|Socrates 469 BC–399 BC|
Thou shouldst eat to live; not live to eat.
[Although Ben Franklin is noted for saying this in his Almanac, it would seem that Socrates beat him to that obvious statement]
Think not those faithful who praise all thy words and actions; but those who kindly reprove thy faults.
Regard your good name as the richest jewel you can possibly be possessed of - for credit is like fire; when once you have kindled it you may easily preserve it, but if you once extinguish it, you will find it an arduous task to rekindle it again. The way to gain a good reputation is to endeavor to be what you desire to appear.
The only good is knowledge and the only evil is ignorance.
If a man is proud of his wealth, he should not be praised until it is known how he employs it.
I know nothing except the fact of my ignorance.
The unexamined life is not worth living.
Do not do to others what angers you if done to you by others.
[sound familiar? kind of like the "Golden Rule" don't you think?]
And finally (for those of us who have been divorced once or thrice.... )
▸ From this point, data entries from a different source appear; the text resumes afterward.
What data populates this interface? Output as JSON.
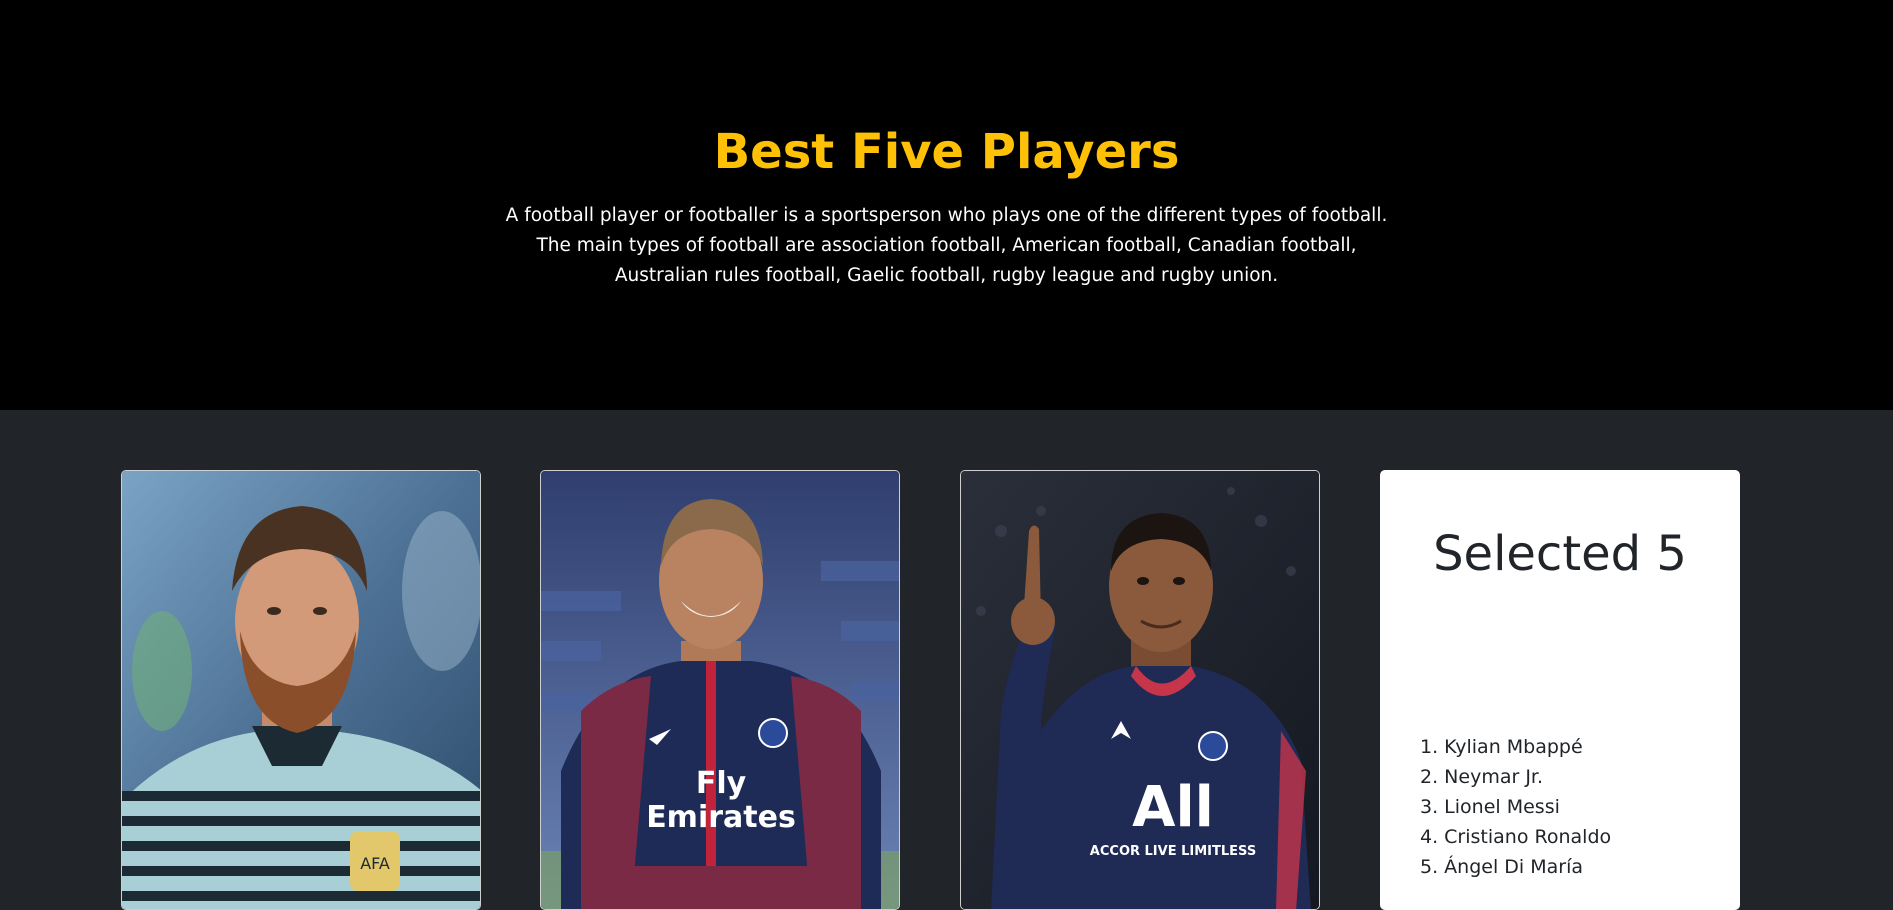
{
  "hero": {
    "title": "Best Five Players",
    "description": "A football player or footballer is a sportsperson who plays one of the different types of football.\nThe main types of football are association football, American football, Canadian football,\nAustralian rules football, Gaelic football, rugby league and rugby union."
  },
  "players": [
    {
      "name": "Lionel Messi",
      "photo": "player-photo"
    },
    {
      "name": "Neymar Jr.",
      "photo": "player-photo"
    },
    {
      "name": "Kylian Mbappé",
      "photo": "player-photo"
    }
  ],
  "selected": {
    "title": "Selected 5",
    "items": [
      "1. Kylian Mbappé",
      "2. Neymar Jr.",
      "3. Lionel Messi",
      "4. Cristiano Ronaldo",
      "5. Ángel Di María"
    ]
  },
  "colors": {
    "hero_bg": "#000000",
    "accent": "#ffc107",
    "section_bg": "#212529",
    "card_bg": "#ffffff"
  }
}
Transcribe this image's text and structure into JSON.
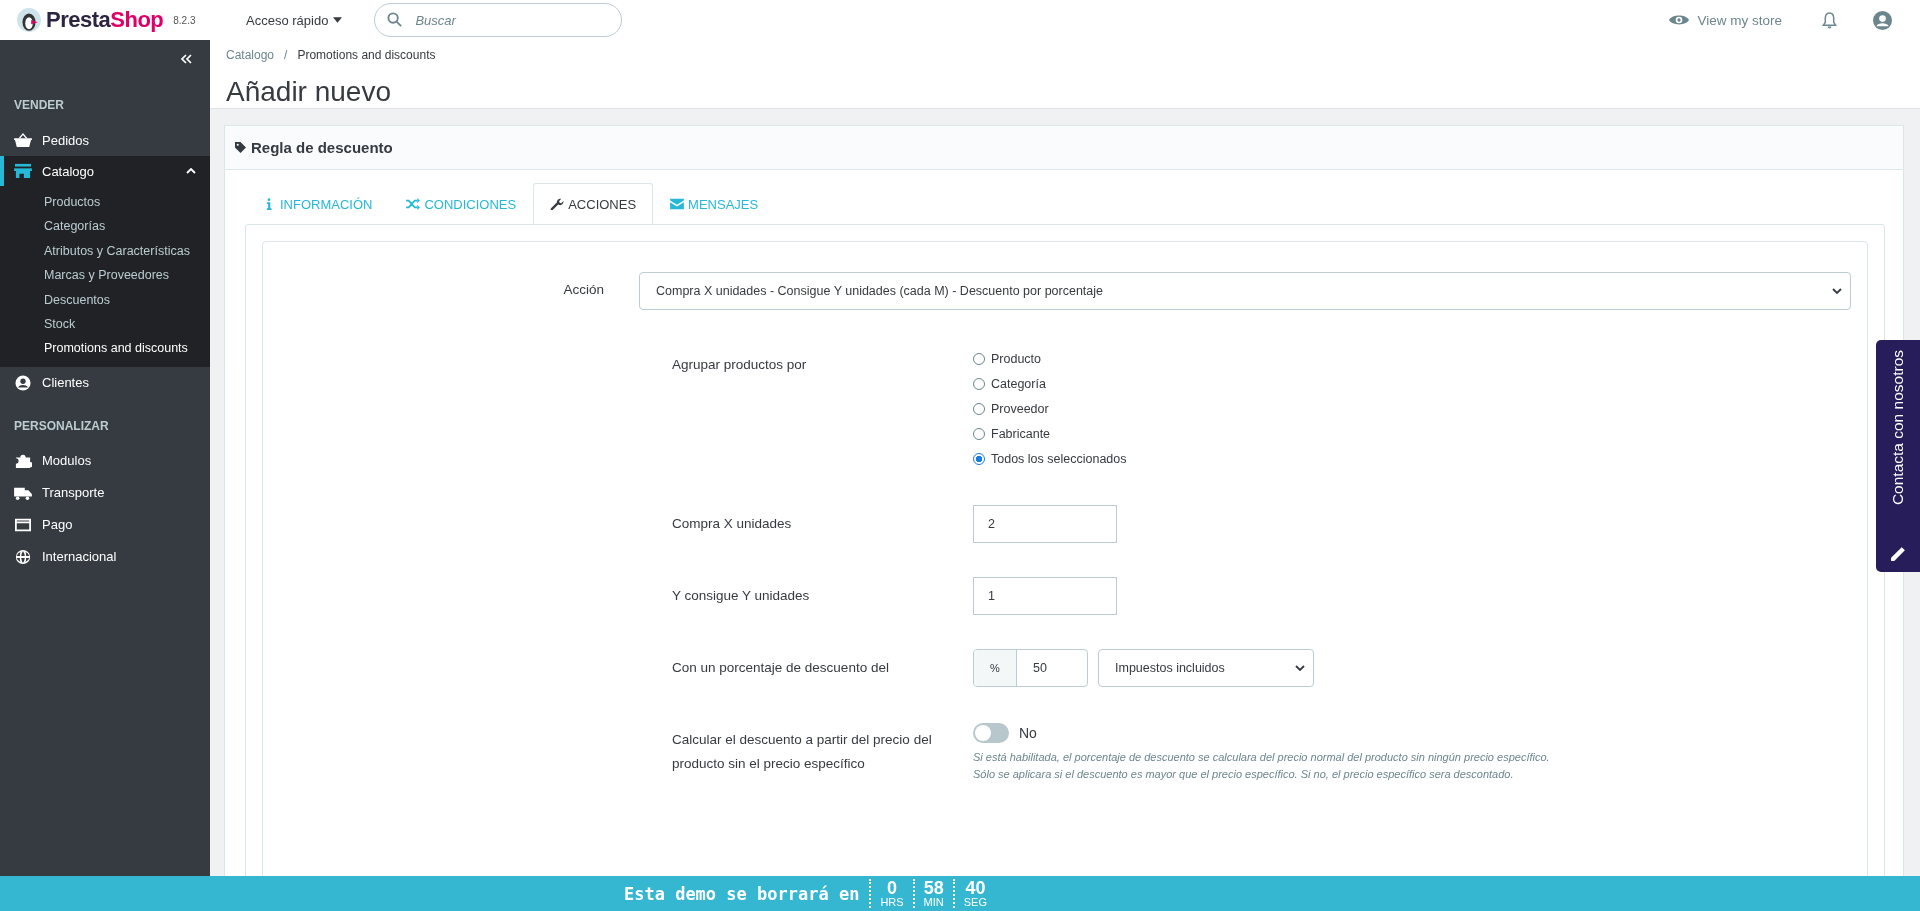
{
  "header": {
    "logo": {
      "parts": [
        "Presta",
        "Shop"
      ]
    },
    "version": "8.2.3",
    "quick_access": "Acceso rápido",
    "search": {
      "placeholder": "Buscar"
    },
    "view_store": "View my store"
  },
  "sidebar": {
    "sections": [
      {
        "title": "VENDER",
        "items": [
          {
            "label": "Pedidos",
            "kind": "basket",
            "selected": false
          },
          {
            "label": "Catalogo",
            "kind": "store",
            "selected": true,
            "expanded": true,
            "children": [
              {
                "label": "Productos",
                "selected": false
              },
              {
                "label": "Categorías",
                "selected": false
              },
              {
                "label": "Atributos y Características",
                "selected": false
              },
              {
                "label": "Marcas y Proveedores",
                "selected": false
              },
              {
                "label": "Descuentos",
                "selected": false
              },
              {
                "label": "Stock",
                "selected": false
              },
              {
                "label": "Promotions and discounts",
                "selected": true
              }
            ]
          },
          {
            "label": "Clientes",
            "kind": "user",
            "selected": false
          }
        ]
      },
      {
        "title": "PERSONALIZAR",
        "items": [
          {
            "label": "Modulos",
            "kind": "puzzle",
            "selected": false
          },
          {
            "label": "Transporte",
            "kind": "truck",
            "selected": false
          },
          {
            "label": "Pago",
            "kind": "card",
            "selected": false
          },
          {
            "label": "Internacional",
            "kind": "globe",
            "selected": false
          }
        ]
      }
    ]
  },
  "breadcrumb": {
    "separator": "/",
    "items": [
      "Catalogo",
      "Promotions and discounts"
    ]
  },
  "page_title": "Añadir nuevo",
  "panel": {
    "title": "Regla de descuento",
    "tabs": [
      {
        "label": "INFORMACIÓN",
        "kind": "info",
        "selected": false
      },
      {
        "label": "CONDICIONES",
        "kind": "shuffle",
        "selected": false
      },
      {
        "label": "ACCIONES",
        "kind": "wrench",
        "selected": true
      },
      {
        "label": "MENSAJES",
        "kind": "envelope",
        "selected": false
      }
    ]
  },
  "form": {
    "rows": [
      {
        "kind": "select",
        "label": "Acción",
        "value": "Compra X unidades - Consigue Y unidades (cada M) - Descuento por porcentaje"
      },
      {
        "kind": "radio",
        "label": "Agrupar productos por",
        "options": [
          {
            "label": "Producto",
            "selected": false
          },
          {
            "label": "Categoría",
            "selected": false
          },
          {
            "label": "Proveedor",
            "selected": false
          },
          {
            "label": "Fabricante",
            "selected": false
          },
          {
            "label": "Todos los seleccionados",
            "selected": true
          }
        ]
      },
      {
        "kind": "text",
        "label": "Compra X unidades",
        "value": "2"
      },
      {
        "kind": "text",
        "label": "Y consigue Y unidades",
        "value": "1"
      },
      {
        "kind": "percent",
        "label": "Con un porcentaje de descuento del",
        "prefix": "%",
        "value": "50",
        "select": "Impuestos incluidos"
      },
      {
        "kind": "switch",
        "label": "Calcular el descuento a partir del precio del producto sin el precio específico",
        "on": false,
        "state_label": "No",
        "help": [
          "Si está habilitada, el porcentaje de descuento se calculara del precio normal del producto sin ningún precio específico.",
          "Sólo se aplicara si el descuento es mayor que el precio específico. Si no, el precio específico sera descontado."
        ]
      }
    ]
  },
  "contact_tab": "Contacta con nosotros",
  "demo_bar": {
    "text": "Esta demo se borrará en",
    "units": [
      {
        "value": "0",
        "label": "HRS"
      },
      {
        "value": "58",
        "label": "MIN"
      },
      {
        "value": "40",
        "label": "SEG"
      }
    ]
  }
}
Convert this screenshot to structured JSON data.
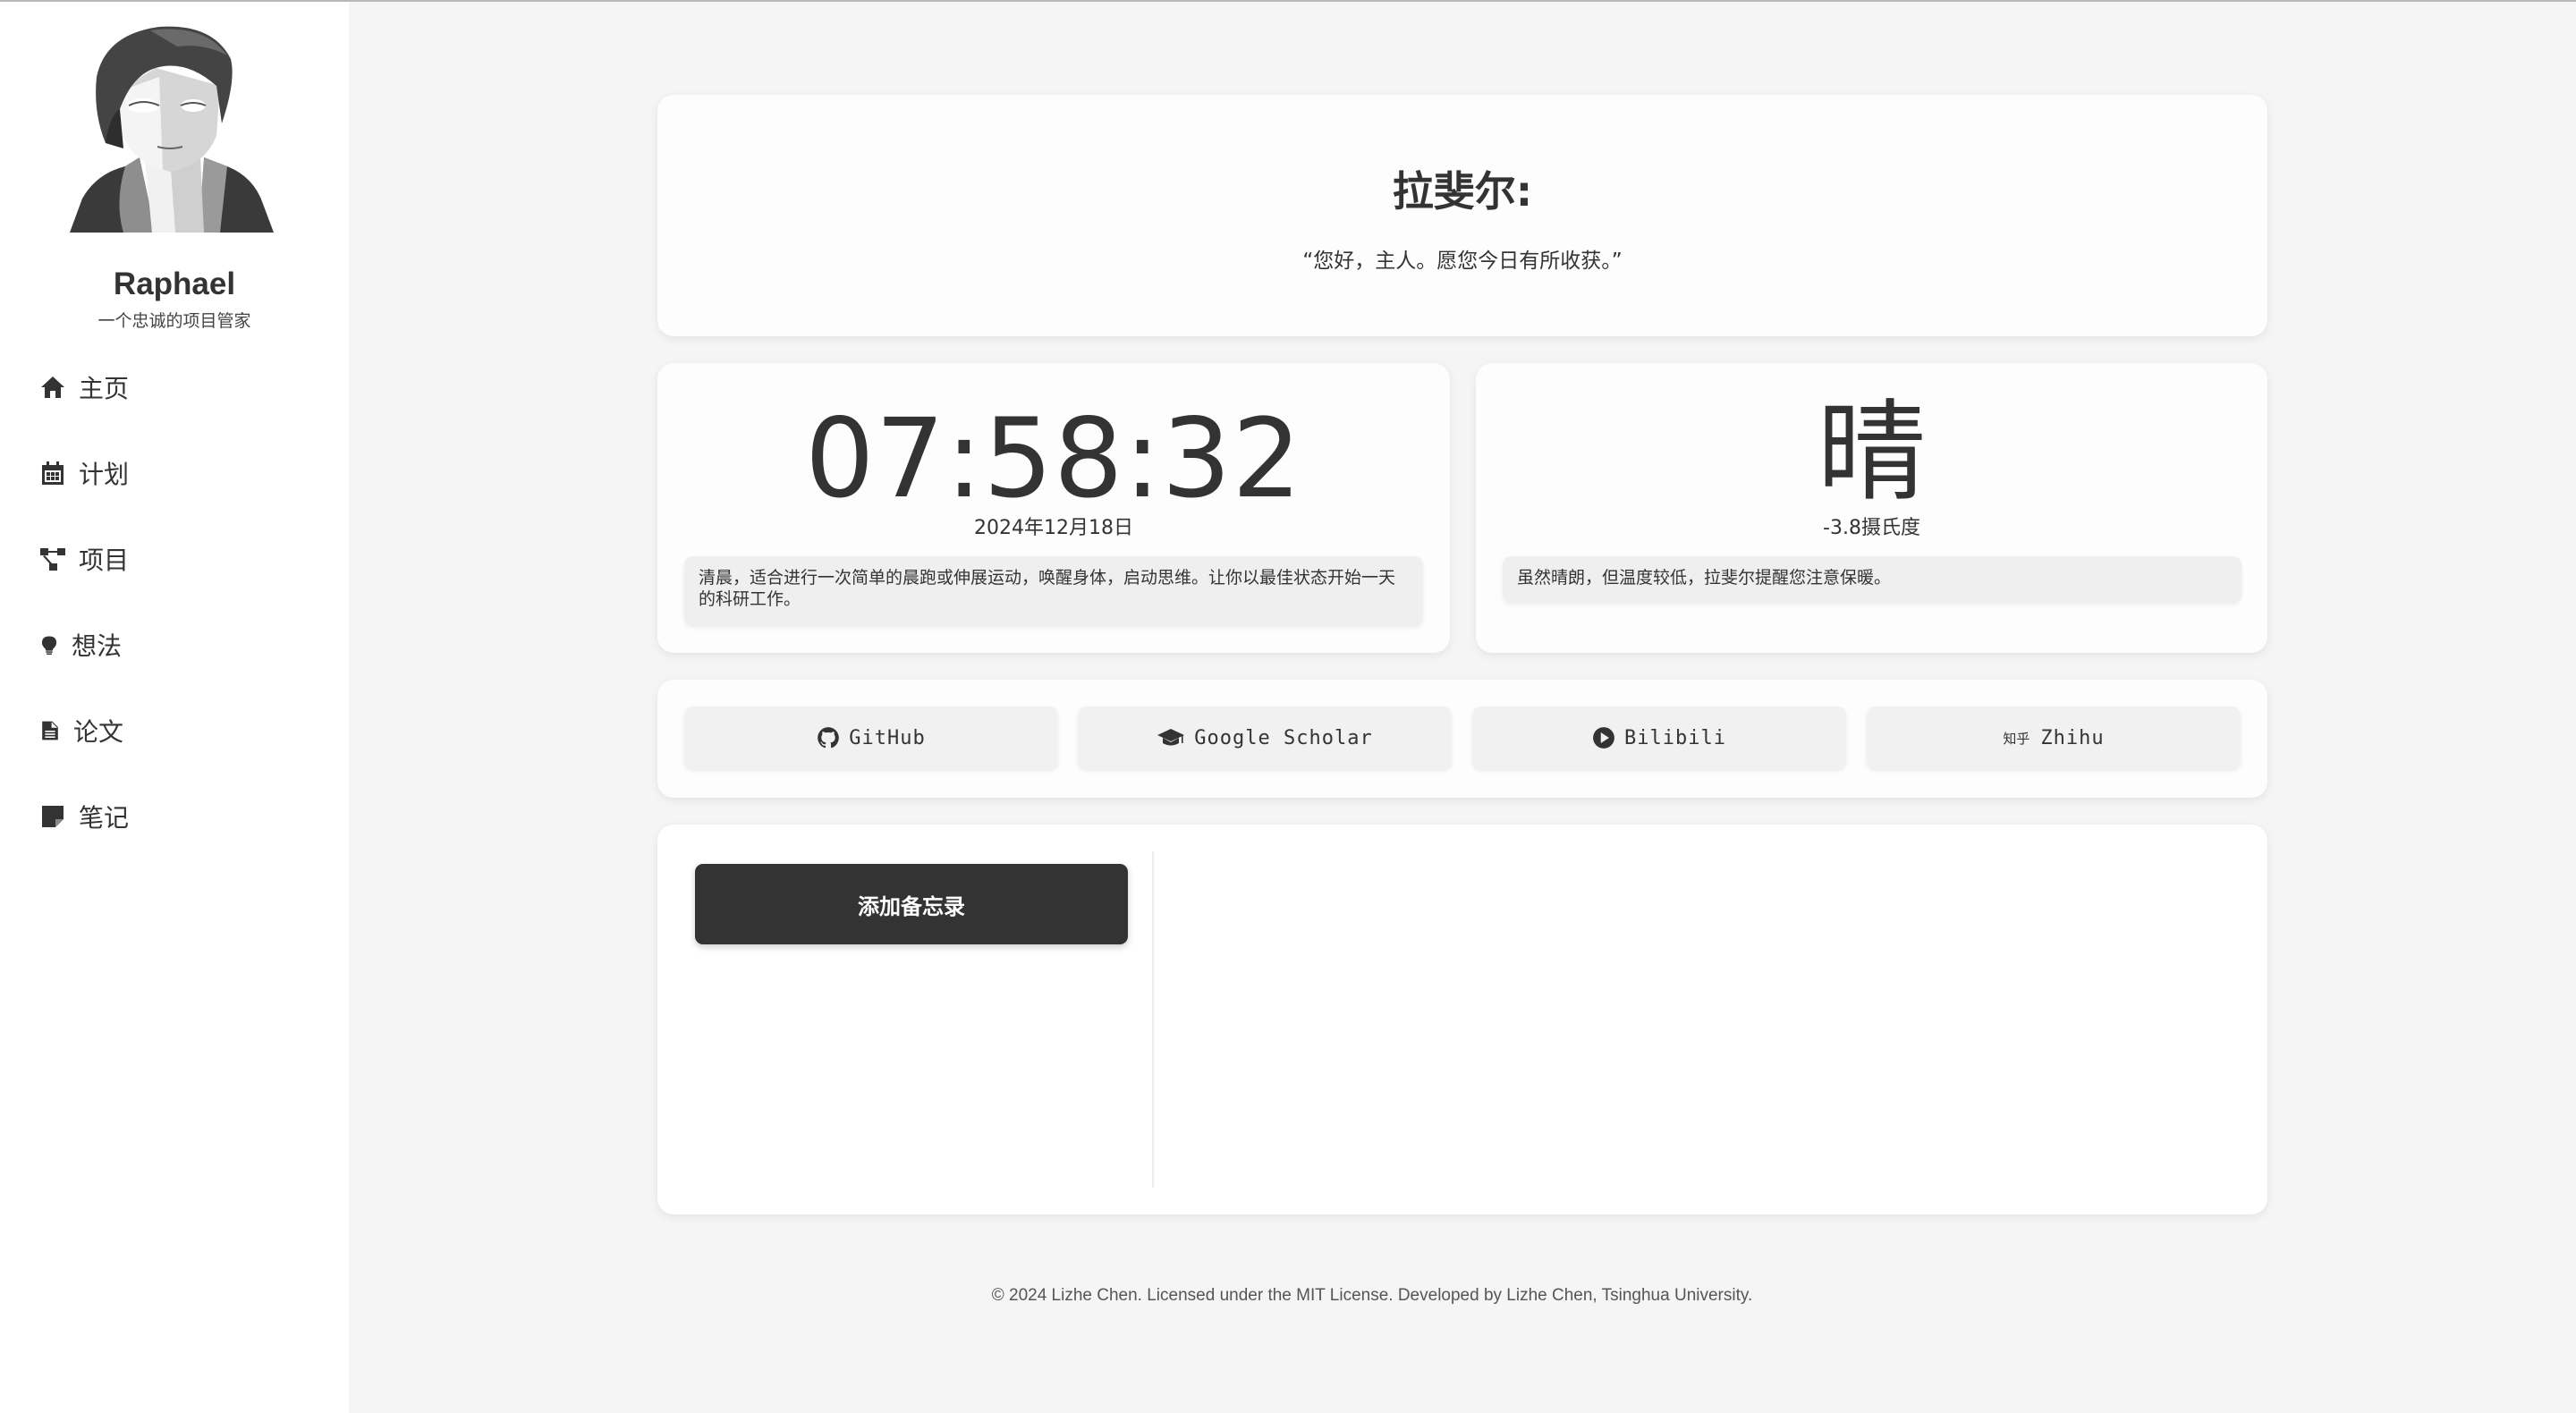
{
  "profile": {
    "name": "Raphael",
    "subtitle": "一个忠诚的项目管家"
  },
  "nav": {
    "items": [
      {
        "label": "主页",
        "icon": "home-icon"
      },
      {
        "label": "计划",
        "icon": "calendar-icon"
      },
      {
        "label": "项目",
        "icon": "project-diagram-icon"
      },
      {
        "label": "想法",
        "icon": "lightbulb-icon"
      },
      {
        "label": "论文",
        "icon": "file-icon"
      },
      {
        "label": "笔记",
        "icon": "sticky-note-icon"
      }
    ]
  },
  "greeting": {
    "title": "拉斐尔:",
    "quote": "“您好，主人。愿您今日有所收获。”"
  },
  "clock": {
    "time": "07:58:32",
    "date": "2024年12月18日",
    "tip": "清晨，适合进行一次简单的晨跑或伸展运动，唤醒身体，启动思维。让你以最佳状态开始一天的科研工作。"
  },
  "weather": {
    "condition": "晴",
    "temperature": "-3.8摄氏度",
    "tip": "虽然晴朗，但温度较低，拉斐尔提醒您注意保暖。"
  },
  "links": [
    {
      "label": "GitHub",
      "icon": "github-icon"
    },
    {
      "label": "Google Scholar",
      "icon": "graduation-cap-icon"
    },
    {
      "label": "Bilibili",
      "icon": "play-circle-icon"
    },
    {
      "label": "Zhihu",
      "icon": "zhihu-icon",
      "mark": "知乎"
    }
  ],
  "memo": {
    "add_label": "添加备忘录"
  },
  "footer": {
    "text": "© 2024 Lizhe Chen. Licensed under the MIT License. Developed by Lizhe Chen, Tsinghua University."
  },
  "colors": {
    "background": "#f5f5f5",
    "sidebar": "#ffffff",
    "card": "#fdfdfd",
    "accent_dark": "#333333",
    "tip_box": "#efefef"
  }
}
By all means marry; if you get a good wife, you'll be happy. If you get a bad one, you'll become a philosopher.